Source records:

-- Opening Marker --

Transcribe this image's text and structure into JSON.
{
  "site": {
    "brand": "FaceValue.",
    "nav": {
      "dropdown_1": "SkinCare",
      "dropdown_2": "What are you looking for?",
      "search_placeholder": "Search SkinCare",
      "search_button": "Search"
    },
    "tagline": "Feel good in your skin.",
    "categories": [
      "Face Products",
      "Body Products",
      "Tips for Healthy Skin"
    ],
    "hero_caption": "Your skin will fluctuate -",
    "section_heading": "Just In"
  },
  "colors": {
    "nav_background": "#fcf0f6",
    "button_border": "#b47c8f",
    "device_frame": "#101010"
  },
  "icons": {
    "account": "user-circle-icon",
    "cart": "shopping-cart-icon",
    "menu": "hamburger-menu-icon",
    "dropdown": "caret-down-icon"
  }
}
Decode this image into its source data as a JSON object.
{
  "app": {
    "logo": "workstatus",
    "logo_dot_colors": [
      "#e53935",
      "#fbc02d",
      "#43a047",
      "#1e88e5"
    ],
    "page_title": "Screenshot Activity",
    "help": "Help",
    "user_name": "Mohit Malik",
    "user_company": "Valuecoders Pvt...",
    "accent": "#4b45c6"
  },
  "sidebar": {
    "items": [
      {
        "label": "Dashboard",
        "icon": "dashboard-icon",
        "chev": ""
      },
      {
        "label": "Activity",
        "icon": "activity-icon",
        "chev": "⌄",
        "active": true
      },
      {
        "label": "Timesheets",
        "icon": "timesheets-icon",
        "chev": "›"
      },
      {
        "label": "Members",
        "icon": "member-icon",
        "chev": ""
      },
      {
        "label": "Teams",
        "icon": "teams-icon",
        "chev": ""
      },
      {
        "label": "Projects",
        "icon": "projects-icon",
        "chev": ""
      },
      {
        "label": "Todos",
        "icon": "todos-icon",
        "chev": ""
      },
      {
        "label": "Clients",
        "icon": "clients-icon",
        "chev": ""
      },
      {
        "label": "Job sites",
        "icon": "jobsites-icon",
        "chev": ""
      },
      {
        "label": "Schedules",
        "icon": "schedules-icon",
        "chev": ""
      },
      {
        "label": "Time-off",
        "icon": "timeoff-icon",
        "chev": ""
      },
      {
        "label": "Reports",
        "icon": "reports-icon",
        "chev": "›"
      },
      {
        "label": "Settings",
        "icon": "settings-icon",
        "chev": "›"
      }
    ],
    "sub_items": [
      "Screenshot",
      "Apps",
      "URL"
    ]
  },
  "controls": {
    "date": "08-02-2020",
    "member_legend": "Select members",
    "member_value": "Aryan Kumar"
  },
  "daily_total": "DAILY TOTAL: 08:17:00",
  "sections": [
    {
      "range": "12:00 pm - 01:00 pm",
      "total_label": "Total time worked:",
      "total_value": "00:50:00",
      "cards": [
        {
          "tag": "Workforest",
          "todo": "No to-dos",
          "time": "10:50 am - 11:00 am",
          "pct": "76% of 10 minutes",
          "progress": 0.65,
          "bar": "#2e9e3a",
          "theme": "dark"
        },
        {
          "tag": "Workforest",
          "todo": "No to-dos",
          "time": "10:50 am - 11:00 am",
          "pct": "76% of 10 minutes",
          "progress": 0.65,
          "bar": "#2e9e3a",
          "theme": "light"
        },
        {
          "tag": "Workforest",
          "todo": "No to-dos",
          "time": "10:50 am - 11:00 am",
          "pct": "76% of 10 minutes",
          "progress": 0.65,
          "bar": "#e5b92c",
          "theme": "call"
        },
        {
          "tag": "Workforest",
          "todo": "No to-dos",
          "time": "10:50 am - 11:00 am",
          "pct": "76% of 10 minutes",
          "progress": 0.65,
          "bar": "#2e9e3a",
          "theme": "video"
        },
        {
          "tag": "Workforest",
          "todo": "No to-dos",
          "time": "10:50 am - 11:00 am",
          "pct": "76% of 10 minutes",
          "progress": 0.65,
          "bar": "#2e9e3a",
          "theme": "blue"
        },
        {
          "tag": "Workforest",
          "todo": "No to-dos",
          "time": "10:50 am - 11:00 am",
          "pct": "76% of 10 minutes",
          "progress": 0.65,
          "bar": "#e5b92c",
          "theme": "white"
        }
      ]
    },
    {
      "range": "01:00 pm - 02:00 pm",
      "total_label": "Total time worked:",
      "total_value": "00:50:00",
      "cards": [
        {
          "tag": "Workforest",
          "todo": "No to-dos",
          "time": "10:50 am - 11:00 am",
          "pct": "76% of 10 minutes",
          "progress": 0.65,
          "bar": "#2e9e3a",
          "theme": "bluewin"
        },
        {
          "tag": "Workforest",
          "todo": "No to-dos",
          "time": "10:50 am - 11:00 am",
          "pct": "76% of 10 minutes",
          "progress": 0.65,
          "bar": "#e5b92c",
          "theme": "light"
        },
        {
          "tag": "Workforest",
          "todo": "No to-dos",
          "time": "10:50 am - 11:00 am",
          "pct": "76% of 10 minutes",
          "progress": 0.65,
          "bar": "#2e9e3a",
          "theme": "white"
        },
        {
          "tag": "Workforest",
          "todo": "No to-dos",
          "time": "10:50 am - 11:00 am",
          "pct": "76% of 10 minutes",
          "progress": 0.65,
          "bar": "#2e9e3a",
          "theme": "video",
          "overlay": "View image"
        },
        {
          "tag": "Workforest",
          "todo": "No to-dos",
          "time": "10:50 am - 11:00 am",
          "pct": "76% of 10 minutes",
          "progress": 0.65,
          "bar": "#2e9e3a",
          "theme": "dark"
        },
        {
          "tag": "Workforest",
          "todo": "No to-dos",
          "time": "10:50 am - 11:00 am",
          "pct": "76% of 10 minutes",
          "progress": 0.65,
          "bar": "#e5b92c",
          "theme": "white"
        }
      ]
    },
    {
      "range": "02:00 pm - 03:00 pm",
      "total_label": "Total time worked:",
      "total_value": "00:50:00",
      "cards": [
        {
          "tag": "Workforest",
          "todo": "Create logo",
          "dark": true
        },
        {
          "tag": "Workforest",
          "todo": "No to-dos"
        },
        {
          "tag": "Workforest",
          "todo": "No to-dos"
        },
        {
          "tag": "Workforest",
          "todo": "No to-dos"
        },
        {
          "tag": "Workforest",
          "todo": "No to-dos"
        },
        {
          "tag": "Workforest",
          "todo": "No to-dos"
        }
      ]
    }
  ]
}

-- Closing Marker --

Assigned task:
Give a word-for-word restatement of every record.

Completed task:
Transcribe this image's text and structure into JSON.
{
  "site": {
    "brand": "FaceValue.",
    "nav": {
      "dropdown_1": "SkinCare",
      "dropdown_2": "What are you looking for?",
      "search_placeholder": "Search SkinCare",
      "search_button": "Search"
    },
    "tagline": "Feel good in your skin.",
    "categories": [
      "Face Products",
      "Body Products",
      "Tips for Healthy Skin"
    ],
    "hero_caption": "Your skin will fluctuate -",
    "section_heading": "Just In"
  },
  "colors": {
    "nav_background": "#fcf0f6",
    "button_border": "#b47c8f",
    "device_frame": "#101010"
  },
  "icons": {
    "account": "user-circle-icon",
    "cart": "shopping-cart-icon",
    "menu": "hamburger-menu-icon",
    "dropdown": "caret-down-icon"
  }
}
Decode this image into its source data as a JSON object.
{
  "app": {
    "logo": "workstatus",
    "logo_dot_colors": [
      "#e53935",
      "#fbc02d",
      "#43a047",
      "#1e88e5"
    ],
    "page_title": "Screenshot Activity",
    "help": "Help",
    "user_name": "Mohit Malik",
    "user_company": "Valuecoders Pvt...",
    "accent": "#4b45c6"
  },
  "sidebar": {
    "items": [
      {
        "label": "Dashboard",
        "icon": "dashboard-icon",
        "chev": ""
      },
      {
        "label": "Activity",
        "icon": "activity-icon",
        "chev": "⌄",
        "active": true
      },
      {
        "label": "Timesheets",
        "icon": "timesheets-icon",
        "chev": "›"
      },
      {
        "label": "Members",
        "icon": "member-icon",
        "chev": ""
      },
      {
        "label": "Teams",
        "icon": "teams-icon",
        "chev": ""
      },
      {
        "label": "Projects",
        "icon": "projects-icon",
        "chev": ""
      },
      {
        "label": "Todos",
        "icon": "todos-icon",
        "chev": ""
      },
      {
        "label": "Clients",
        "icon": "clients-icon",
        "chev": ""
      },
      {
        "label": "Job sites",
        "icon": "jobsites-icon",
        "chev": ""
      },
      {
        "label": "Schedules",
        "icon": "schedules-icon",
        "chev": ""
      },
      {
        "label": "Time-off",
        "icon": "timeoff-icon",
        "chev": ""
      },
      {
        "label": "Reports",
        "icon": "reports-icon",
        "chev": "›"
      },
      {
        "label": "Settings",
        "icon": "settings-icon",
        "chev": "›"
      }
    ],
    "sub_items": [
      "Screenshot",
      "Apps",
      "URL"
    ]
  },
  "controls": {
    "date": "08-02-2020",
    "member_legend": "Select members",
    "member_value": "Aryan Kumar"
  },
  "daily_total": "DAILY TOTAL: 08:17:00",
  "sections": [
    {
      "range": "12:00 pm - 01:00 pm",
      "total_label": "Total time worked:",
      "total_value": "00:50:00",
      "cards": [
        {
          "tag": "Workforest",
          "todo": "No to-dos",
          "time": "10:50 am - 11:00 am",
          "pct": "76% of 10 minutes",
          "progress": 0.65,
          "bar": "#2e9e3a",
          "theme": "dark"
        },
        {
          "tag": "Workforest",
          "todo": "No to-dos",
          "time": "10:50 am - 11:00 am",
          "pct": "76% of 10 minutes",
          "progress": 0.65,
          "bar": "#2e9e3a",
          "theme": "light"
        },
        {
          "tag": "Workforest",
          "todo": "No to-dos",
          "time": "10:50 am - 11:00 am",
          "pct": "76% of 10 minutes",
          "progress": 0.65,
          "bar": "#e5b92c",
          "theme": "call"
        },
        {
          "tag": "Workforest",
          "todo": "No to-dos",
          "time": "10:50 am - 11:00 am",
          "pct": "76% of 10 minutes",
          "progress": 0.65,
          "bar": "#2e9e3a",
          "theme": "video"
        },
        {
          "tag": "Workforest",
          "todo": "No to-dos",
          "time": "10:50 am - 11:00 am",
          "pct": "76% of 10 minutes",
          "progress": 0.65,
          "bar": "#2e9e3a",
          "theme": "blue"
        },
        {
          "tag": "Workforest",
          "todo": "No to-dos",
          "time": "10:50 am - 11:00 am",
          "pct": "76% of 10 minutes",
          "progress": 0.65,
          "bar": "#e5b92c",
          "theme": "white"
        }
      ]
    },
    {
      "range": "01:00 pm - 02:00 pm",
      "total_label": "Total time worked:",
      "total_value": "00:50:00",
      "cards": [
        {
          "tag": "Workforest",
          "todo": "No to-dos",
          "time": "10:50 am - 11:00 am",
          "pct": "76% of 10 minutes",
          "progress": 0.65,
          "bar": "#2e9e3a",
          "theme": "bluewin"
        },
        {
          "tag": "Workforest",
          "todo": "No to-dos",
          "time": "10:50 am - 11:00 am",
          "pct": "76% of 10 minutes",
          "progress": 0.65,
          "bar": "#e5b92c",
          "theme": "light"
        },
        {
          "tag": "Workforest",
          "todo": "No to-dos",
          "time": "10:50 am - 11:00 am",
          "pct": "76% of 10 minutes",
          "progress": 0.65,
          "bar": "#2e9e3a",
          "theme": "white"
        },
        {
          "tag": "Workforest",
          "todo": "No to-dos",
          "time": "10:50 am - 11:00 am",
          "pct": "76% of 10 minutes",
          "progress": 0.65,
          "bar": "#2e9e3a",
          "theme": "video",
          "overlay": "View image"
        },
        {
          "tag": "Workforest",
          "todo": "No to-dos",
          "time": "10:50 am - 11:00 am",
          "pct": "76% of 10 minutes",
          "progress": 0.65,
          "bar": "#2e9e3a",
          "theme": "dark"
        },
        {
          "tag": "Workforest",
          "todo": "No to-dos",
          "time": "10:50 am - 11:00 am",
          "pct": "76% of 10 minutes",
          "progress": 0.65,
          "bar": "#e5b92c",
          "theme": "white"
        }
      ]
    },
    {
      "range": "02:00 pm - 03:00 pm",
      "total_label": "Total time worked:",
      "total_value": "00:50:00",
      "cards": [
        {
          "tag": "Workforest",
          "todo": "Create logo",
          "dark": true
        },
        {
          "tag": "Workforest",
          "todo": "No to-dos"
        },
        {
          "tag": "Workforest",
          "todo": "No to-dos"
        },
        {
          "tag": "Workforest",
          "todo": "No to-dos"
        },
        {
          "tag": "Workforest",
          "todo": "No to-dos"
        },
        {
          "tag": "Workforest",
          "todo": "No to-dos"
        }
      ]
    }
  ]
}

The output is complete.